“As long as everybody does their job within the supply chain, the goods will move. If anybody doesn’t do their job within their supply chain, there will be choke points, congestion,” he said.
He acknowledges there will be shifts and changes in patterns when it comes to transporting goods. He points out that two and a half times more trade goods move directly between Ireland and continental Europe than across the landbridge. Direct shipments will inevitably increase, he says, if Brexit starts to “shut off” the landbridge, something the Government is preparing for.
“That means more inventory costs in business. Time sensitive or perishable goods will struggle, if they can’t move quickly. Most of the business will move more slowly but they will still move,” he said.
The port boss pours cold water on suggestions that Brexit-related congestion will force ferry companies to look to other ports, saying that the market will determine where ships dock and business customers want their goods to arrive into the commercial and population centre of the State.
He pooh-poohs perennial calls for the port to be moved out of the city to make way for housing and other projects, saying that it would cost €3 billion and take 20 years. In the lifecycle of the port with a concrete plan to continue growing, O’Reilly sees Brexit as a two-year blip to be planned around as it aims to double the number of trade tonnes handled by Dublin Port to 77 million by 2040.
“Dublin Port works really well today.

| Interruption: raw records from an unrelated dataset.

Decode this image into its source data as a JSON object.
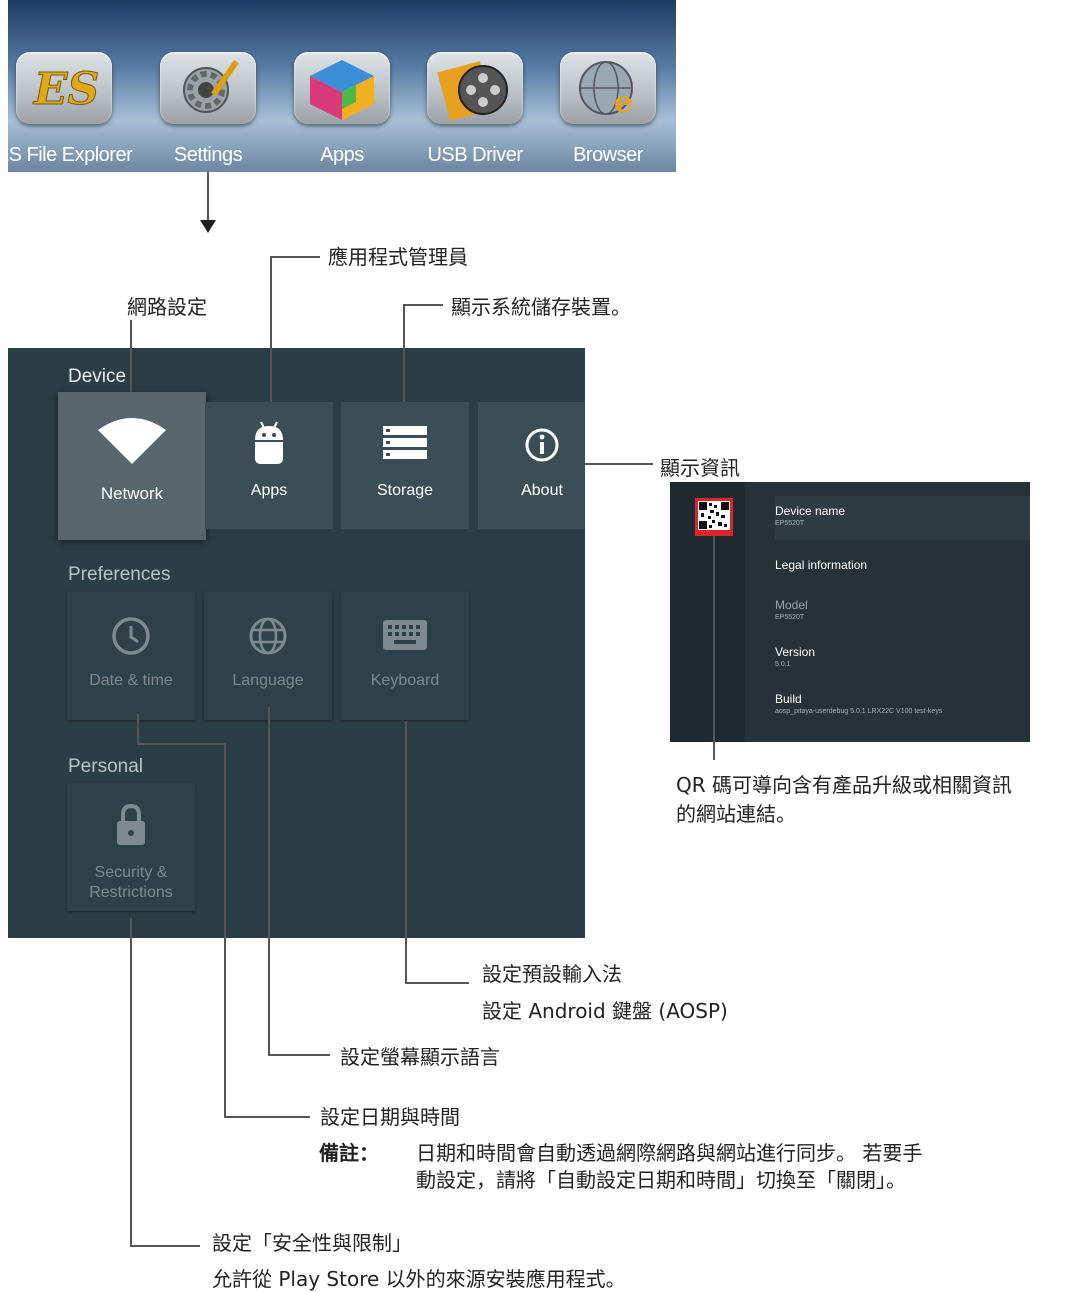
{
  "launcher": {
    "items": [
      {
        "label": "ES File Explorer",
        "icon": "es-file-explorer-icon"
      },
      {
        "label": "Settings",
        "icon": "settings-gear-icon"
      },
      {
        "label": "Apps",
        "icon": "apps-cube-icon"
      },
      {
        "label": "USB Driver",
        "icon": "usb-film-reel-icon"
      },
      {
        "label": "Browser",
        "icon": "browser-globe-icon"
      }
    ]
  },
  "settings": {
    "sections": {
      "device": "Device",
      "preferences": "Preferences",
      "personal": "Personal"
    },
    "device_tiles": [
      {
        "label": "Network",
        "icon": "wifi-icon"
      },
      {
        "label": "Apps",
        "icon": "android-icon"
      },
      {
        "label": "Storage",
        "icon": "storage-icon"
      },
      {
        "label": "About",
        "icon": "info-icon"
      }
    ],
    "preference_tiles": [
      {
        "label": "Date & time",
        "icon": "clock-icon"
      },
      {
        "label": "Language",
        "icon": "globe-icon"
      },
      {
        "label": "Keyboard",
        "icon": "keyboard-icon"
      }
    ],
    "personal_tiles": [
      {
        "label_line1": "Security &",
        "label_line2": "Restrictions",
        "icon": "lock-icon"
      }
    ]
  },
  "about_panel": {
    "rows": [
      {
        "title": "Device name",
        "value": "EP5520T"
      },
      {
        "title": "Legal information",
        "value": ""
      },
      {
        "title": "Model",
        "value": "EP5520T"
      },
      {
        "title": "Version",
        "value": "5.0.1"
      },
      {
        "title": "Build",
        "value": "aosp_pitaya-userdebug 5.0.1 LRX22C V100 test-keys"
      }
    ]
  },
  "annotations": {
    "apps_manager": "應用程式管理員",
    "network": "網路設定",
    "storage": "顯示系統儲存裝置。",
    "about": "顯示資訊",
    "qr_line1": "QR 碼可導向含有產品升級或相關資訊",
    "qr_line2": "的網站連結。",
    "keyboard_line1": "設定預設輸入法",
    "keyboard_line2": "設定 Android 鍵盤 (AOSP)",
    "language": "設定螢幕顯示語言",
    "datetime": "設定日期與時間",
    "note_label": "備註：",
    "note_line1": "日期和時間會自動透過網際網路與網站進行同步。 若要手",
    "note_line2": "動設定，請將「自動設定日期和時間」切換至「關閉」。",
    "security_line1": "設定「安全性與限制」",
    "security_line2": "允許從 Play Store 以外的來源安裝應用程式。"
  },
  "colors": {
    "panel_bg": "#2c3e45",
    "tile_bg": "#3c4e55",
    "tile_focus": "#56666c",
    "qr_accent": "#d9262c"
  }
}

It will continue to work really well because it has to,” said O’Reilly, watching lorry after lorry drive at speed off the Ulysses in the pre-dawn darkness.
“It doesn’t have a choice.”